◆ **What to do**: Find the word "label" in the listing below, then return every line it appears in.

◆ **Listed records**:
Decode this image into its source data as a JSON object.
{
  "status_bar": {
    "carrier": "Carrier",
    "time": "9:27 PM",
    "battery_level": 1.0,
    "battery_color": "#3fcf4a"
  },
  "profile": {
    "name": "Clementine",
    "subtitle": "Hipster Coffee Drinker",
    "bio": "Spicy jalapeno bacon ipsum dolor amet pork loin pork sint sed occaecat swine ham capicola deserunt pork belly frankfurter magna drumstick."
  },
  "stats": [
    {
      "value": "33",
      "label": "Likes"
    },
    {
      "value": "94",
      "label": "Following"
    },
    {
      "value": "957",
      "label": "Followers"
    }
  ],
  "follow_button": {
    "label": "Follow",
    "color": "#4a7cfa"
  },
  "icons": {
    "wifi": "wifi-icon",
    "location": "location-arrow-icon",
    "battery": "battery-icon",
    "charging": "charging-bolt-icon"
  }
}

◆ **Output below**:
      "label": "Likes"
      "label": "Following"
      "label": "Followers"
    "label": "Follow",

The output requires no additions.